The universe has sent me several signs in the past month that it’s time for me to learn fair isle knitting. (Tell you about them when I can.) What the universe apparently missed is that I had already signed up for a class! Which is where I spent my Sunday morning: learning proper habits and smart tips from the highly revered and totally charming Mary Jane Mucklestone. She not only bowled me over with her deep historical knowledge and her mountain of jaw-dropping colorwork swatches — each of them roughly twelve by twenty-four inches! — but also with her red clogs, literally the best clogs I have ever laid eyes on. I didn’t get very far on this hat-to-be, but I have totally got this.
[MISSED CONNECTION: Your name was Denise and you loaned me a stitch marker. Didn't mean to swipe it. Will pay you back in spades if you'll only tell me how to contact you!]
The Knitting Lab market was high quality but tiny compared to similar events I’ve attended, so I managed to escape with only one skein of yarn — a really deliciously hairy, naturally pewter, alpaca and mohair blend from Toots le Blanc, at half price. And Friday evening I got to eat at a hilarious little Japanese place with two of the very loveliest yarn people. Pretty brilliant weekend.
ICYMI this week is quite recent but highly relevant, here in gift-knitting season: Scarves to start now.
The yarn is Kenzie, sent to me by Skacel.
What did you do during the blizzard, Northeasterners? Thea Colman (aka BabyCocktails) was “playing around” and cranked out these gorgeous fair isle mitts. But I needn’t be quite so jealous — she says a pattern will follow.
(Guess I better fire up that YouTube video the lovely Nicole pointed me to since I’m already running color scenarios in my mind.)
Sometimes I forget that mittens exist outside of storybooks. In my head, they belong to those picturesque, all-white, deep-winter wonderlands — which are (thankfully) totally foreign to my existence. But the nightly news the past few days, along with my Instagram feed, have reminded me that the world is full of people who need, wear and knit mittens. And as it happens, there have been a lot of great patterns released lately. These six are almost enough to make me wish for a snow day —
1. Classic Mittens from the Purl Bee (free)
2. Icy Water by Muraka Mari (free)
3. Adiri by Julia Trice
4. Knoll by Michele Wang
5. Jagged Ridge by Kiyomi Burgin
6. Pinion by Véronik Avery

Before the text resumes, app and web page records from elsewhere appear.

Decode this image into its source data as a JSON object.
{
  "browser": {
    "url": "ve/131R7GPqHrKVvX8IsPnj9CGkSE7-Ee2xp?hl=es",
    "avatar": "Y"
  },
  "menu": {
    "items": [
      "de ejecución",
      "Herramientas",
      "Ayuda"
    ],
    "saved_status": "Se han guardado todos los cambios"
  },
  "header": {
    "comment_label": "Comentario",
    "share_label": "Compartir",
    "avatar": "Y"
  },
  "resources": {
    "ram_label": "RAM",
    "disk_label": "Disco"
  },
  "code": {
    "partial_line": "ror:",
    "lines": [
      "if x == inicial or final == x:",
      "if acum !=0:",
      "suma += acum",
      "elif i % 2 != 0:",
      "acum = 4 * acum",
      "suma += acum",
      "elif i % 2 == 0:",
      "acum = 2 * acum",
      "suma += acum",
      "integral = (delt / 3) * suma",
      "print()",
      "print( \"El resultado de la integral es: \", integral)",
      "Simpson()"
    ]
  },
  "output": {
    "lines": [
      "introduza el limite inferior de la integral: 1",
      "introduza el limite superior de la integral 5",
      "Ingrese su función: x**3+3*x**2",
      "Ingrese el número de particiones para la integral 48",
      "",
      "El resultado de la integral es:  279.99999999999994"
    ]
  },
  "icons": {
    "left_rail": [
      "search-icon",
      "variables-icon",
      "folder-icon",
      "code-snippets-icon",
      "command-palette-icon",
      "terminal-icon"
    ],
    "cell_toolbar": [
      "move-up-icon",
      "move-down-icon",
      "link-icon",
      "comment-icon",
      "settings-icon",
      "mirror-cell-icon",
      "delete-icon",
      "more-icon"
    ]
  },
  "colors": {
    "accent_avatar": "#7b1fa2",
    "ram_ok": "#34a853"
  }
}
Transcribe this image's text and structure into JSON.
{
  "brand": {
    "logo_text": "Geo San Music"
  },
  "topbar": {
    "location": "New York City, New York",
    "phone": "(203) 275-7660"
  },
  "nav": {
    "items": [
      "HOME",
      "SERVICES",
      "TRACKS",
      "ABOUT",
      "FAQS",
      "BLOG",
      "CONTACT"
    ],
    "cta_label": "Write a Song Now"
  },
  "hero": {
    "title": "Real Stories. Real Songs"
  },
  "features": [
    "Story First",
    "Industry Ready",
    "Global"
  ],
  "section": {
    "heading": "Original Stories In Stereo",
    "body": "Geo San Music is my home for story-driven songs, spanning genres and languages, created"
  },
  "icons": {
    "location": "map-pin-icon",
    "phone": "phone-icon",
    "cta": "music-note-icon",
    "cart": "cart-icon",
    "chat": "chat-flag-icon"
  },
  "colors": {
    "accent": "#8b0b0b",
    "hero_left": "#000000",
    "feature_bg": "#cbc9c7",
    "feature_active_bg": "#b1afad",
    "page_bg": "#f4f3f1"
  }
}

The latest BT collection, Winter 2013, came out this morning and it’s Brooklyn Tweed at its very best. There are eighteen designs presented in the most lavish BT lookbook yet — filled, of course, with Jared Flood’s beautiful photos. (The interlude of Hudson NY scenes is just gorgeous.) Eighteen is a lot of patterns and, while some of them are more to my personal taste than others, there’s not a clunker in the bunch. I’ll be mining this collection for weeks, but what tugged at me most on the first viewing is the colorwork at the front of the book, which isn’t ordinarily even my thing. But this is when I love Brooklyn Tweed the most — when they take classic styles and techniques and make them a little bit sharper, a little bit smarter, but without damaging the timelessness. Pieces worth the precious investment of your knitting time.
— The Adara Turtleneck by Michele Wang puts the colorwork around the waist.
— A little intarsia goes a long way on the Altair Cap by Jared Flood.
— Julie Hoover’s Kimmswick Scarf is miles beyond my skill set, but I would wear it in a heartbeat.
— And I adore both versions of Jared’s take on the lopapeysa, the Grettir Turtleneck and Crew (contained in one pattern).